■ **To do**
State the number of lines in the listing below that contain the word "text", and nothing besides.

■ **Records shown**

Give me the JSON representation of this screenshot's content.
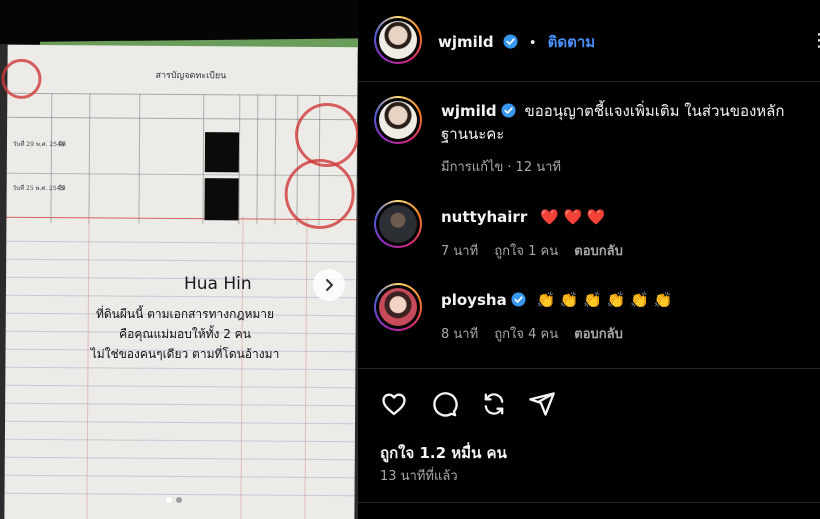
{
  "post": {
    "image": {
      "doc_heading": "สารบัญจดทะเบียน",
      "caption_title": "Hua Hin",
      "caption_lines": [
        "ที่ดินผืนนี้ ตามเอกสารทางกฎหมาย",
        "คือคุณแม่มอบให้ทั้ง 2 คน",
        "ไม่ใช่ของคนๆเดียว ตามที่โดนอ้างมา"
      ],
      "rows": [
        {
          "date": "วันที่ 29 พ.ศ. 2544",
          "label": "ให้"
        },
        {
          "date": "วันที่ 25 พ.ศ. 2545",
          "label": "ให้"
        }
      ],
      "carousel": {
        "current": 1,
        "total": 2
      }
    },
    "header": {
      "username": "wjmild",
      "separator": "•",
      "follow_label": "ติดตาม",
      "more_label": "⋮"
    },
    "caption_comment": {
      "username": "wjmild",
      "text": "ขออนุญาตชี้แจงเพิ่มเติม ในส่วนของหลักฐานนะคะ",
      "edited_label": "มีการแก้ไข",
      "time": "12 นาที"
    },
    "comments": [
      {
        "username": "nuttyhairr",
        "verified": false,
        "text": "❤️ ❤️ ❤️",
        "time": "7 นาที",
        "likes": "ถูกใจ 1 คน",
        "reply_label": "ตอบกลับ"
      },
      {
        "username": "ploysha",
        "verified": true,
        "text": "👏 👏 👏 👏 👏 👏",
        "time": "8 นาที",
        "likes": "ถูกใจ 4 คน",
        "reply_label": "ตอบกลับ"
      }
    ],
    "likes_total": "ถูกใจ 1.2 หมื่น คน",
    "posted_time": "13 นาทีที่แล้ว",
    "colors": {
      "accent": "#4a8ff7",
      "verified": "#3897f0",
      "background": "#000000",
      "muted": "#a8a8a8"
    },
    "icons": [
      "heart-icon",
      "comment-icon",
      "repost-icon",
      "share-icon",
      "chevron-right-icon",
      "verified-icon"
    ]
  }
}
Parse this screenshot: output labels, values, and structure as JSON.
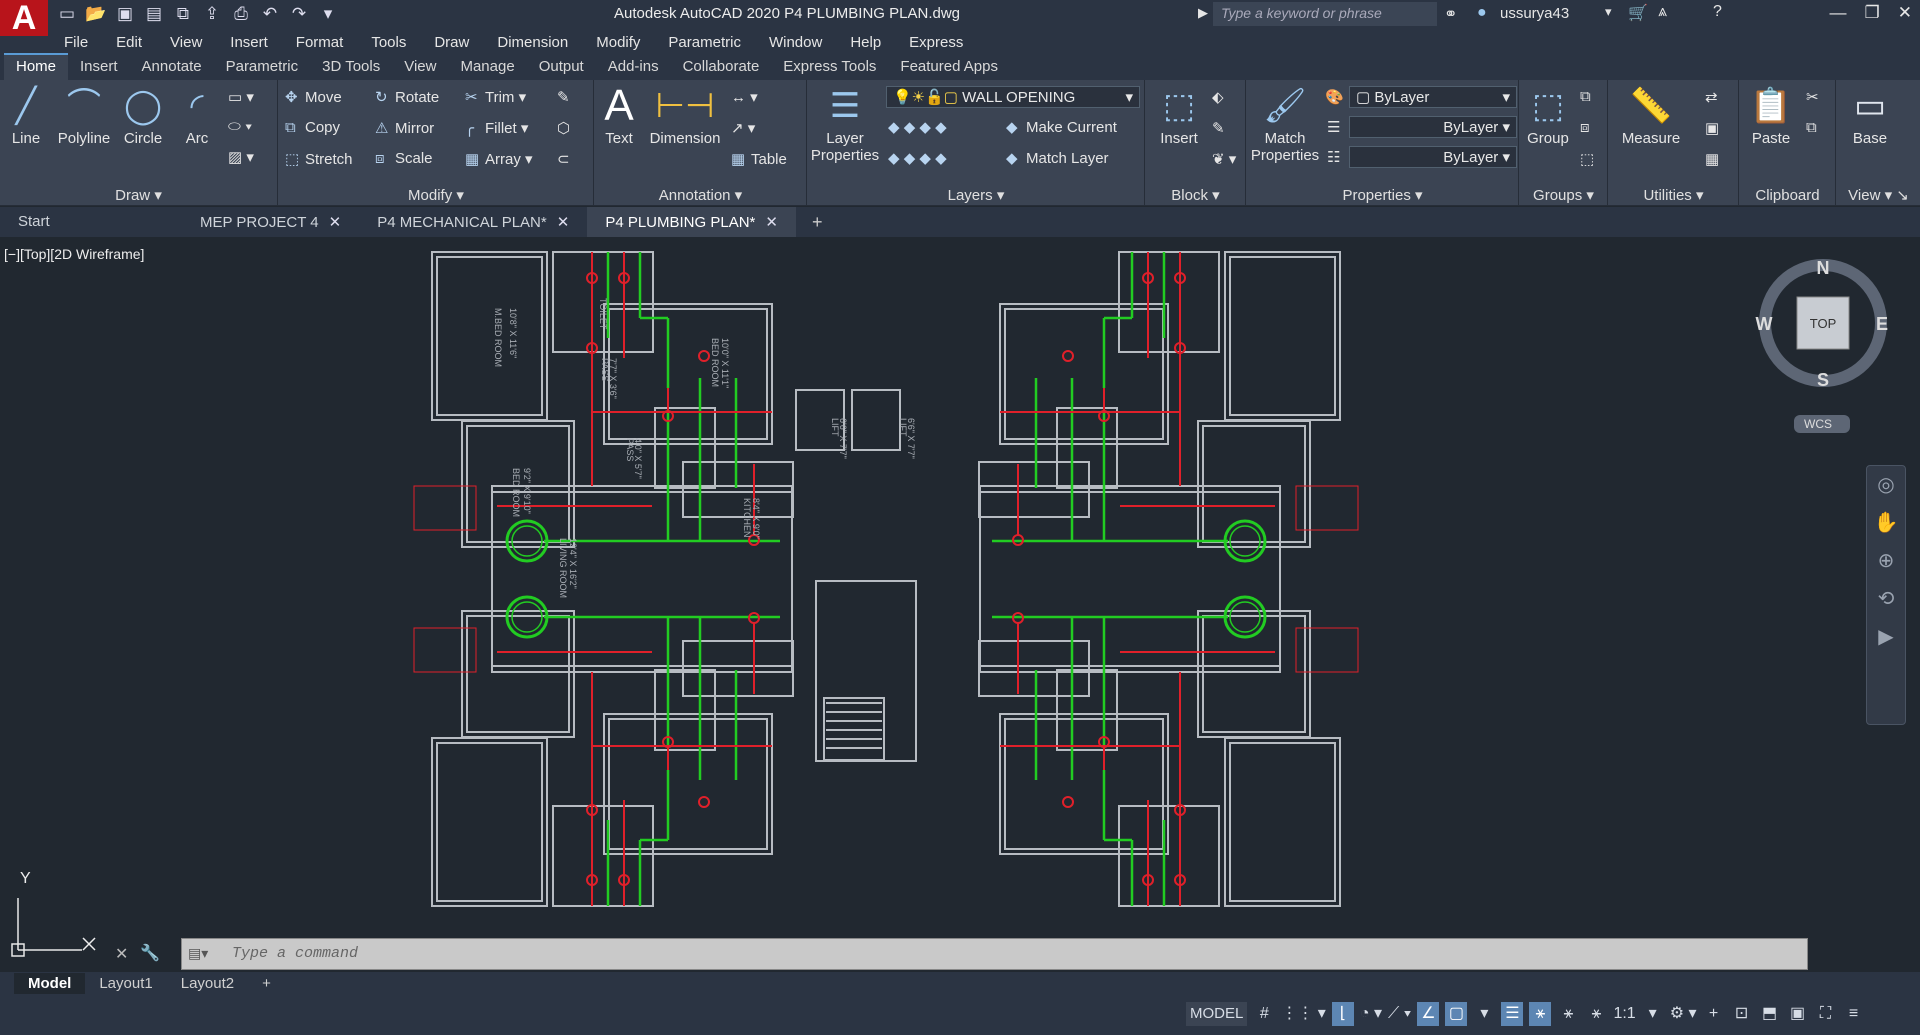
{
  "app": {
    "logo_letter": "A",
    "title": "Autodesk AutoCAD 2020    P4 PLUMBING PLAN.dwg",
    "search_placeholder": "Type a keyword or phrase",
    "username": "ussurya43"
  },
  "menu": [
    "File",
    "Edit",
    "View",
    "Insert",
    "Format",
    "Tools",
    "Draw",
    "Dimension",
    "Modify",
    "Parametric",
    "Window",
    "Help",
    "Express"
  ],
  "ribbon_tabs": [
    "Home",
    "Insert",
    "Annotate",
    "Parametric",
    "3D Tools",
    "View",
    "Manage",
    "Output",
    "Add-ins",
    "Collaborate",
    "Express Tools",
    "Featured Apps"
  ],
  "ribbon": {
    "draw": {
      "title": "Draw",
      "line": "Line",
      "polyline": "Polyline",
      "circle": "Circle",
      "arc": "Arc"
    },
    "modify": {
      "title": "Modify",
      "move": "Move",
      "rotate": "Rotate",
      "trim": "Trim",
      "copy": "Copy",
      "mirror": "Mirror",
      "fillet": "Fillet",
      "stretch": "Stretch",
      "scale": "Scale",
      "array": "Array"
    },
    "annotation": {
      "title": "Annotation",
      "text": "Text",
      "dimension": "Dimension",
      "table": "Table"
    },
    "layers": {
      "title": "Layers",
      "layer_properties": "Layer Properties",
      "current_layer": "WALL OPENING",
      "make_current": "Make Current",
      "match_layer": "Match Layer"
    },
    "block": {
      "title": "Block",
      "insert": "Insert"
    },
    "properties": {
      "title": "Properties",
      "match_properties": "Match Properties",
      "color": "ByLayer",
      "linetype": "ByLayer",
      "lineweight": "ByLayer"
    },
    "groups": {
      "title": "Groups",
      "group": "Group"
    },
    "utilities": {
      "title": "Utilities",
      "measure": "Measure"
    },
    "clipboard": {
      "title": "Clipboard",
      "paste": "Paste"
    },
    "view": {
      "title": "View",
      "base": "Base"
    }
  },
  "doc_tabs": [
    {
      "label": "Start",
      "closable": false,
      "active": false
    },
    {
      "label": "MEP PROJECT 4",
      "closable": true,
      "active": false
    },
    {
      "label": "P4 MECHANICAL PLAN*",
      "closable": true,
      "active": false
    },
    {
      "label": "P4 PLUMBING PLAN*",
      "closable": true,
      "active": true
    }
  ],
  "viewport_label": "[−][Top][2D Wireframe]",
  "viewcube": {
    "face": "TOP",
    "n": "N",
    "s": "S",
    "e": "E",
    "w": "W",
    "wcs": "WCS"
  },
  "ucs": {
    "y": "Y",
    "x": "X"
  },
  "command_placeholder": "Type a command",
  "layout_tabs": [
    "Model",
    "Layout1",
    "Layout2"
  ],
  "status": {
    "model": "MODEL",
    "scale": "1:1"
  },
  "rooms": {
    "m_bed": "M.BED ROOM",
    "m_bed_dim": "10'8\" X 11'6\"",
    "bed": "BED ROOM",
    "bed_dim": "9'2\" X 9'10\"",
    "bed2_dim": "10'0\" X 11'1\"",
    "toilet": "TOILET",
    "pass": "PASS",
    "pass_dim": "7'7\" X 3'6\"",
    "pass2_dim": "4'0\" X 5'7\"",
    "kitchen": "KITCHEN",
    "kitchen_dim": "8'4\" X 9'0\"",
    "living": "LIVING ROOM",
    "living_dim": "12'4\" X 16'2\"",
    "lift": "LIFT",
    "lift_dim": "6'6\" X 7'7\""
  },
  "colors": {
    "wall": "#b7bcc2",
    "supply": "#22cc22",
    "drain": "#e0202a",
    "fixture": "#e0202a",
    "canvas": "#212830"
  }
}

■ **Response to the task**
4